UK leaders are behind the curve on carbon

Matthew Farrow, EIC

Short term horizons in the UK mean other parts of the world are taking the lead on emissions, writes Matthew Farrow.

OECD Secretary General Angel Gurria was in London recently to give a speech promoting a new OECD report on the need to embed low carbon objectives into all areas of government policy making. 

The speech wasn’t a grand affair, perhaps 60-80 people in the audience in a smallish room in the City near the Bank of England, but it was hardhitting stuff: a passionate call to arms aimed at business people and politicians everywhere. 

Don't miss

EIC Annual Conference 2015, 19 November, London.

Includes former Number 10 chief adviser on energy and environment Michael Jacobs on what to expect from climate talks in Paris. Find out more at www.eic-conference.co.uk

There were some striking turns of phrase – he spoke of the ‘cheerful recklessness’ with which we are  burning through the earth’s carbon budget, described the fossil fuel/carbon intensive elements of many investment portfolios as ‘carbon entanglements’ and (in a phrase he attributed to Bank of England Governor Mark Carney) referred to the ‘tragedy of horizons’ – the unwitting damage done by political and business leaders whose goals and incentives are shaped by the short term, unable to see the environmental calamities being wrought in a future just beyond the metaphorical horizon.

Of course there are other speakers who are passionate on our environment challenges, and who (or whose speech writers) can conjure up a sparkling phrase or two when needed. 

But these tend to be green campaigners or those who have spent their careers working on environmental issues. Gurria is an economist and banker who was Mexican Finance Minister before taking up the reins at the hard-headed OECD.

Gurria’s speech made me wonder whether there isn’t a risk of the UK, so long a leader in climate policy, ending up behind the curve.  Certainly it’s hard to imagine say, George Osborne, or indeed any member of the Cabinet, making a speech like this. 

And debates such as those over airport expansion seem to revolve more around local impacts than climate change considerations.

Yet if the Paris climate talks in December do make real progress, mainstream businesses, whether in infrastructure or elsewhere, will need to ensure they have factored a renewed focus on carbon constraint into their planning.  

“If the Paris climate talks in December do make real progress, mainstream businesses, will need to ensure they have factored a renewed focus on carbon constraint into their planning. ”

Gurria said he was increasingly optimistic about the prospects for real progress at the December Paris climate talks and gave three reasons for this: the announcement by the Chinese government that Chinese emissions are expected to peak in 2025, the fact that in many developing countries air pollution is now such a concern that burning coal is seen as unacceptable on public health as much as climate change grounds, and the emergence of what he called ‘waves of innovation’ in low carbon technology.  

It’s certainly true that optimism seems fairly widespread at the moment among other seasoned observers of the international climate negotiation saga. 
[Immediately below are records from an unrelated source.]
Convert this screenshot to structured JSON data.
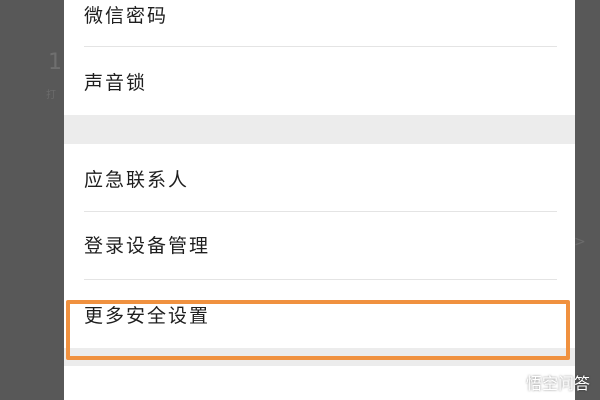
{
  "background": {
    "ghost_number": "1",
    "ghost_small": "打",
    "ghost_right": ">"
  },
  "menu": {
    "items": [
      {
        "label": "微信密码"
      },
      {
        "label": "声音锁"
      },
      {
        "label": "应急联系人"
      },
      {
        "label": "登录设备管理"
      },
      {
        "label": "更多安全设置"
      }
    ]
  },
  "highlight": {
    "color": "#f0913f",
    "target": "更多安全设置"
  },
  "watermark": {
    "text": "悟空问答"
  },
  "colors": {
    "panel": "#ffffff",
    "section_gap": "#ececec",
    "overlay": "#575757"
  }
}
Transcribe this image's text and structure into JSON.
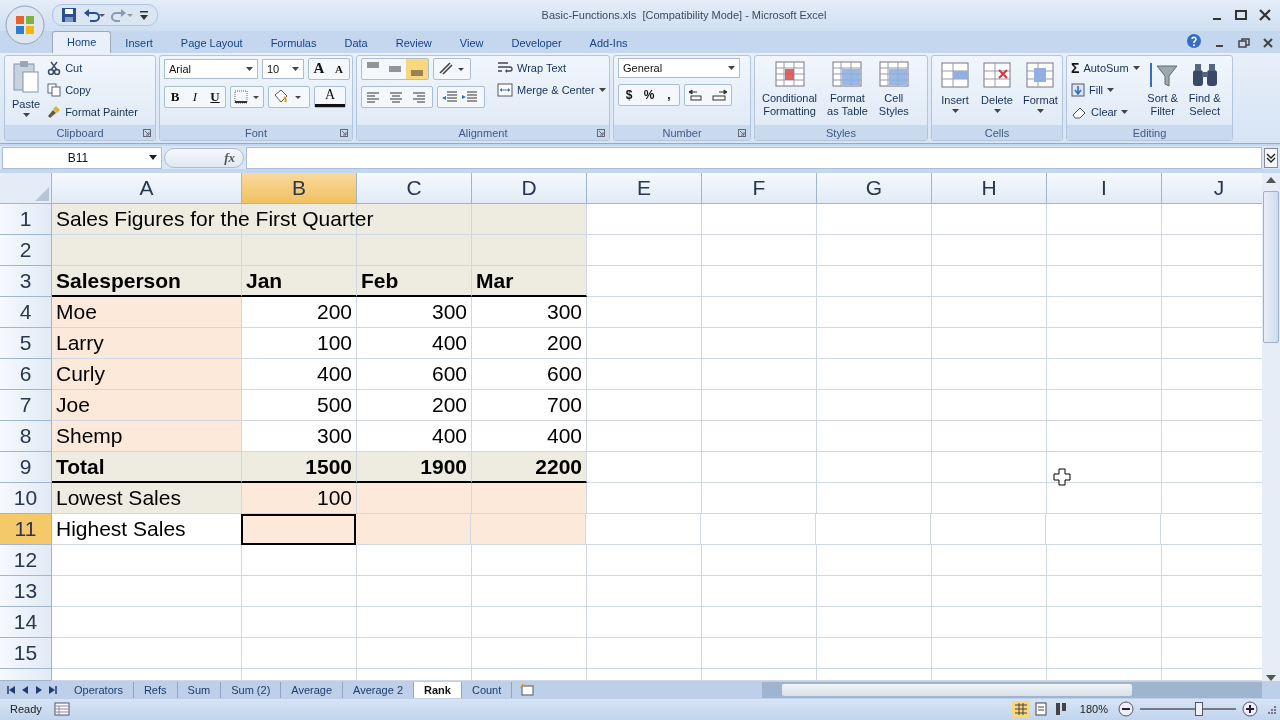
{
  "window": {
    "title": "Basic-Functions.xls  [Compatibility Mode] - Microsoft Excel"
  },
  "tabs": [
    {
      "label": "Home",
      "selected": true
    },
    {
      "label": "Insert",
      "selected": false
    },
    {
      "label": "Page Layout",
      "selected": false
    },
    {
      "label": "Formulas",
      "selected": false
    },
    {
      "label": "Data",
      "selected": false
    },
    {
      "label": "Review",
      "selected": false
    },
    {
      "label": "View",
      "selected": false
    },
    {
      "label": "Developer",
      "selected": false
    },
    {
      "label": "Add-Ins",
      "selected": false
    }
  ],
  "clipboard": {
    "label": "Clipboard",
    "paste": "Paste",
    "cut": "Cut",
    "copy": "Copy",
    "format_painter": "Format Painter"
  },
  "font": {
    "label": "Font",
    "name": "Arial",
    "size": "10",
    "grow": "A",
    "shrink": "A",
    "bold": "B",
    "italic": "I",
    "underline": "U",
    "font_color": "A"
  },
  "alignment": {
    "label": "Alignment",
    "vertical": [
      {
        "selected": false
      },
      {
        "selected": false
      },
      {
        "selected": true
      }
    ],
    "wrap_text": "Wrap Text",
    "merge_center": "Merge & Center"
  },
  "number": {
    "label": "Number",
    "format": "General",
    "buttons": [
      "$",
      "%",
      ","
    ]
  },
  "styles": {
    "label": "Styles",
    "buttons": [
      {
        "lines": [
          "Conditional",
          "Formatting"
        ]
      },
      {
        "lines": [
          "Format",
          "as Table"
        ]
      },
      {
        "lines": [
          "Cell",
          "Styles"
        ]
      }
    ]
  },
  "cells": {
    "label": "Cells",
    "buttons": [
      "Insert",
      "Delete",
      "Format"
    ]
  },
  "editing": {
    "label": "Editing",
    "sigma": "Σ",
    "autosum": "AutoSum",
    "fill": "Fill",
    "clear": "Clear",
    "buttons": [
      {
        "lines": [
          "Sort &",
          "Filter"
        ]
      },
      {
        "lines": [
          "Find &",
          "Select"
        ]
      }
    ]
  },
  "formula_bar": {
    "name_box": "B11",
    "fx": "fx"
  },
  "grid": {
    "columns": [
      {
        "label": "A",
        "selected": false
      },
      {
        "label": "B",
        "selected": true
      },
      {
        "label": "C",
        "selected": false
      },
      {
        "label": "D",
        "selected": false
      },
      {
        "label": "E",
        "selected": false
      },
      {
        "label": "F",
        "selected": false
      },
      {
        "label": "G",
        "selected": false
      },
      {
        "label": "H",
        "selected": false
      },
      {
        "label": "I",
        "selected": false
      },
      {
        "label": "J",
        "selected": false
      }
    ],
    "rows": [
      {
        "label": "1",
        "selected": false,
        "rule_below": false,
        "cells": [
          {
            "text": "Sales Figures for the First Quarter",
            "color": "#eeece1",
            "bold": false,
            "right_aligned": false
          },
          {
            "color": "#eeece1"
          },
          {
            "color": "#eeece1"
          },
          {
            "color": "#eeece1"
          }
        ]
      },
      {
        "label": "2",
        "selected": false,
        "rule_below": false,
        "cells": [
          {
            "color": "#eeece1"
          },
          {
            "color": "#eeece1"
          },
          {
            "color": "#eeece1"
          },
          {
            "color": "#eeece1"
          }
        ]
      },
      {
        "label": "3",
        "selected": false,
        "rule_below": true,
        "cells": [
          {
            "text": "Salesperson",
            "color": "#eeece1",
            "bold": true,
            "right_aligned": false
          },
          {
            "text": "Jan",
            "color": "#eeece1",
            "bold": true,
            "right_aligned": false
          },
          {
            "text": "Feb",
            "color": "#eeece1",
            "bold": true,
            "right_aligned": false
          },
          {
            "text": "Mar",
            "color": "#eeece1",
            "bold": true,
            "right_aligned": false
          }
        ]
      },
      {
        "label": "4",
        "selected": false,
        "rule_below": false,
        "cells": [
          {
            "text": "Moe",
            "color": "#fde9d9",
            "bold": false,
            "right_aligned": false
          },
          {
            "text": "200",
            "color": "#ffffff",
            "bold": false,
            "right_aligned": true
          },
          {
            "text": "300",
            "color": "#ffffff",
            "bold": false,
            "right_aligned": true
          },
          {
            "text": "300",
            "color": "#ffffff",
            "bold": false,
            "right_aligned": true
          }
        ]
      },
      {
        "label": "5",
        "selected": false,
        "rule_below": false,
        "cells": [
          {
            "text": "Larry",
            "color": "#fde9d9",
            "bold": false,
            "right_aligned": false
          },
          {
            "text": "100",
            "color": "#ffffff",
            "bold": false,
            "right_aligned": true
          },
          {
            "text": "400",
            "color": "#ffffff",
            "bold": false,
            "right_aligned": true
          },
          {
            "text": "200",
            "color": "#ffffff",
            "bold": false,
            "right_aligned": true
          }
        ]
      },
      {
        "label": "6",
        "selected": false,
        "rule_below": false,
        "cells": [
          {
            "text": "Curly",
            "color": "#fde9d9",
            "bold": false,
            "right_aligned": false
          },
          {
            "text": "400",
            "color": "#ffffff",
            "bold": false,
            "right_aligned": true
          },
          {
            "text": "600",
            "color": "#ffffff",
            "bold": false,
            "right_aligned": true
          },
          {
            "text": "600",
            "color": "#ffffff",
            "bold": false,
            "right_aligned": true
          }
        ]
      },
      {
        "label": "7",
        "selected": false,
        "rule_below": false,
        "cells": [
          {
            "text": "Joe",
            "color": "#fde9d9",
            "bold": false,
            "right_aligned": false
          },
          {
            "text": "500",
            "color": "#ffffff",
            "bold": false,
            "right_aligned": true
          },
          {
            "text": "200",
            "color": "#ffffff",
            "bold": false,
            "right_aligned": true
          },
          {
            "text": "700",
            "color": "#ffffff",
            "bold": false,
            "right_aligned": true
          }
        ]
      },
      {
        "label": "8",
        "selected": false,
        "rule_below": false,
        "cells": [
          {
            "text": "Shemp",
            "color": "#fde9d9",
            "bold": false,
            "right_aligned": false
          },
          {
            "text": "300",
            "color": "#ffffff",
            "bold": false,
            "right_aligned": true
          },
          {
            "text": "400",
            "color": "#ffffff",
            "bold": false,
            "right_aligned": true
          },
          {
            "text": "400",
            "color": "#ffffff",
            "bold": false,
            "right_aligned": true
          }
        ]
      },
      {
        "label": "9",
        "selected": false,
        "rule_below": true,
        "cells": [
          {
            "text": "Total",
            "color": "#eeece1",
            "bold": true,
            "right_aligned": false
          },
          {
            "text": "1500",
            "color": "#eeece1",
            "bold": true,
            "right_aligned": true
          },
          {
            "text": "1900",
            "color": "#eeece1",
            "bold": true,
            "right_aligned": true
          },
          {
            "text": "2200",
            "color": "#eeece1",
            "bold": true,
            "right_aligned": true
          }
        ]
      },
      {
        "label": "10",
        "selected": false,
        "rule_below": false,
        "cells": [
          {
            "text": "Lowest Sales",
            "color": "#eeece1",
            "bold": false,
            "right_aligned": false
          },
          {
            "text": "100",
            "color": "#fde9d9",
            "bold": false,
            "right_aligned": true
          },
          {
            "color": "#fde9d9"
          },
          {
            "color": "#fde9d9"
          }
        ]
      },
      {
        "label": "11",
        "selected": true,
        "rule_below": false,
        "cells": [
          {
            "text": "Highest Sales",
            "color": "#ffffff",
            "bold": false,
            "right_aligned": false
          },
          {
            "color": "#fde9d9",
            "active": true
          },
          {
            "color": "#fde9d9"
          },
          {
            "color": "#fde9d9"
          }
        ]
      },
      {
        "label": "12",
        "selected": false,
        "rule_below": false,
        "cells": []
      },
      {
        "label": "13",
        "selected": false,
        "rule_below": false,
        "cells": []
      },
      {
        "label": "14",
        "selected": false,
        "rule_below": false,
        "cells": []
      },
      {
        "label": "15",
        "selected": false,
        "rule_below": false,
        "cells": []
      }
    ]
  },
  "sheet_tabs": [
    {
      "label": "Operators",
      "selected": false
    },
    {
      "label": "Refs",
      "selected": false
    },
    {
      "label": "Sum",
      "selected": false
    },
    {
      "label": "Sum (2)",
      "selected": false
    },
    {
      "label": "Average",
      "selected": false
    },
    {
      "label": "Average 2",
      "selected": false
    },
    {
      "label": "Rank",
      "selected": true
    },
    {
      "label": "Count",
      "selected": false
    }
  ],
  "status_bar": {
    "status": "Ready",
    "views": [
      {
        "selected": true
      },
      {
        "selected": false
      },
      {
        "selected": false
      }
    ],
    "zoom": "180%",
    "zoom_level": {
      "level": 0.61
    }
  }
}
EIC’s Annual Conference this year is on 19 November, just a few days before the Paris talks commence.  Michael Jacobs, formerly Gordon Brown’s Chief Adviser in No 10 on energy/environment issues and now advising the French Government in the run up to Paris, will be briefing attendees on what to expect from the talks.
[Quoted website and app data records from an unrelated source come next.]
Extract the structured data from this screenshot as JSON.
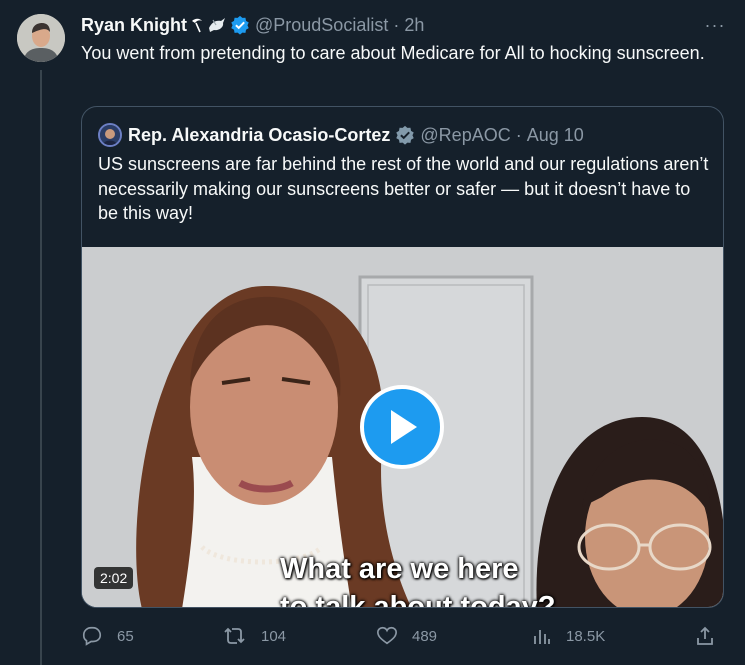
{
  "tweet": {
    "author_name": "Ryan Knight",
    "handle": "@ProudSocialist",
    "separator": "·",
    "time": "2h",
    "text": "You went from pretending to care about Medicare for All to hocking sunscreen.",
    "more_label": "···"
  },
  "quote": {
    "author_name": "Rep. Alexandria Ocasio-Cortez",
    "handle": "@RepAOC",
    "separator": "·",
    "date": "Aug 10",
    "text": "US sunscreens are far behind the rest of the world and our regulations aren’t necessarily making our sunscreens better or safer — but it doesn’t have to be this way!",
    "video": {
      "duration": "2:02",
      "caption_line1": "What are we here",
      "caption_line2": "to talk about today?"
    }
  },
  "actions": {
    "replies": "65",
    "retweets": "104",
    "likes": "489",
    "views": "18.5K"
  },
  "colors": {
    "background": "#15202b",
    "text": "#f7f9f9",
    "muted": "#8b98a5",
    "verified": "#1d9bf0",
    "border": "#425364"
  },
  "icons": [
    "rose-emoji-icon",
    "dove-emoji-icon",
    "verified-badge-icon",
    "more-icon",
    "play-icon",
    "reply-icon",
    "retweet-icon",
    "like-icon",
    "views-icon",
    "share-icon"
  ]
}
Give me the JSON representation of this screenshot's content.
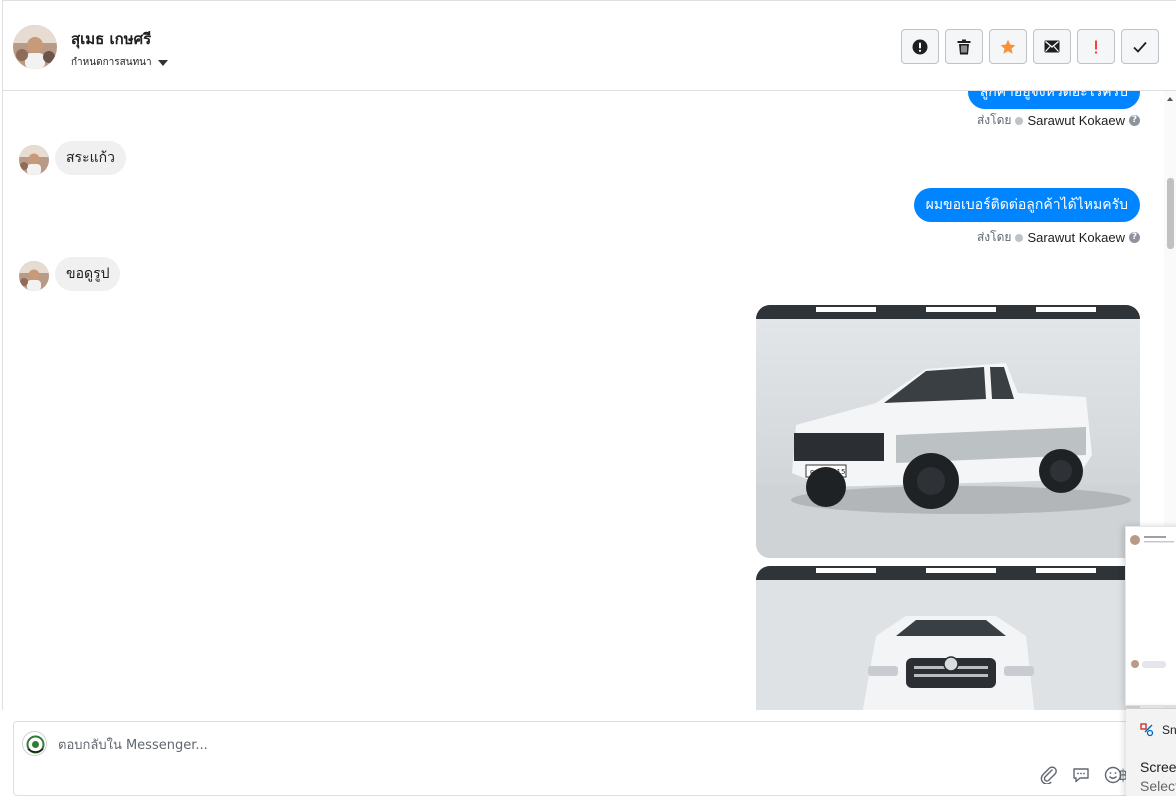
{
  "header": {
    "contact_name": "สุเมธ เกษศรี",
    "assign_label": "กำหนดการสนทนา",
    "actions": [
      {
        "icon": "alert-circle-icon",
        "name": "mark-spam-button"
      },
      {
        "icon": "trash-icon",
        "name": "delete-button"
      },
      {
        "icon": "star-icon",
        "name": "star-button",
        "color": "#f7923b"
      },
      {
        "icon": "envelope-icon",
        "name": "mark-unread-button"
      },
      {
        "icon": "exclamation-icon",
        "name": "follow-up-button",
        "color": "#fa3e3e"
      },
      {
        "icon": "checkmark-icon",
        "name": "mark-done-button"
      }
    ]
  },
  "conversation": {
    "messages": [
      {
        "type": "outgoing-partial",
        "text": "ลูกค้าอยู่จังหวัดอะไรครับ"
      },
      {
        "type": "sent-by",
        "prefix": "ส่งโดย",
        "agent": "Sarawut Kokaew"
      },
      {
        "type": "incoming",
        "text": "สระแก้ว"
      },
      {
        "type": "outgoing",
        "text": "ผมขอเบอร์ติดต่อลูกค้าได้ไหมครับ"
      },
      {
        "type": "sent-by",
        "prefix": "ส่งโดย",
        "agent": "Sarawut Kokaew"
      },
      {
        "type": "incoming",
        "text": "ขอดูรูป"
      },
      {
        "type": "photo",
        "alt": "white-pickup-truck-side"
      },
      {
        "type": "photo",
        "alt": "white-pickup-truck-front"
      }
    ],
    "plate_text": "ฒท4 3515"
  },
  "composer": {
    "placeholder": "ตอบกลับใน Messenger...",
    "tools": [
      "paperclip-icon",
      "speech-bubble-icon",
      "emoji-icon",
      "baht-icon"
    ],
    "baht_symbol": "฿"
  },
  "snip_popup": {
    "app_name": "Sn",
    "title": "Screen",
    "subtitle": "Select"
  },
  "colors": {
    "brand_blue": "#0084ff",
    "incoming_bubble": "#f1f0f0",
    "star": "#f7923b",
    "flag_red": "#fa3e3e"
  }
}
Matthew Farrow is director general of the Environmental Industries Commission, the leading trade body for environmental firms. www.eic-uk.co.uk


I like the "tragedy of horizons" I think we have a severe case of this with regard to the Government's attitude to the reducing support for renewable energy. It's simply not good enough for Government to flip flop policy to repair "damage" created by their own past policy errors.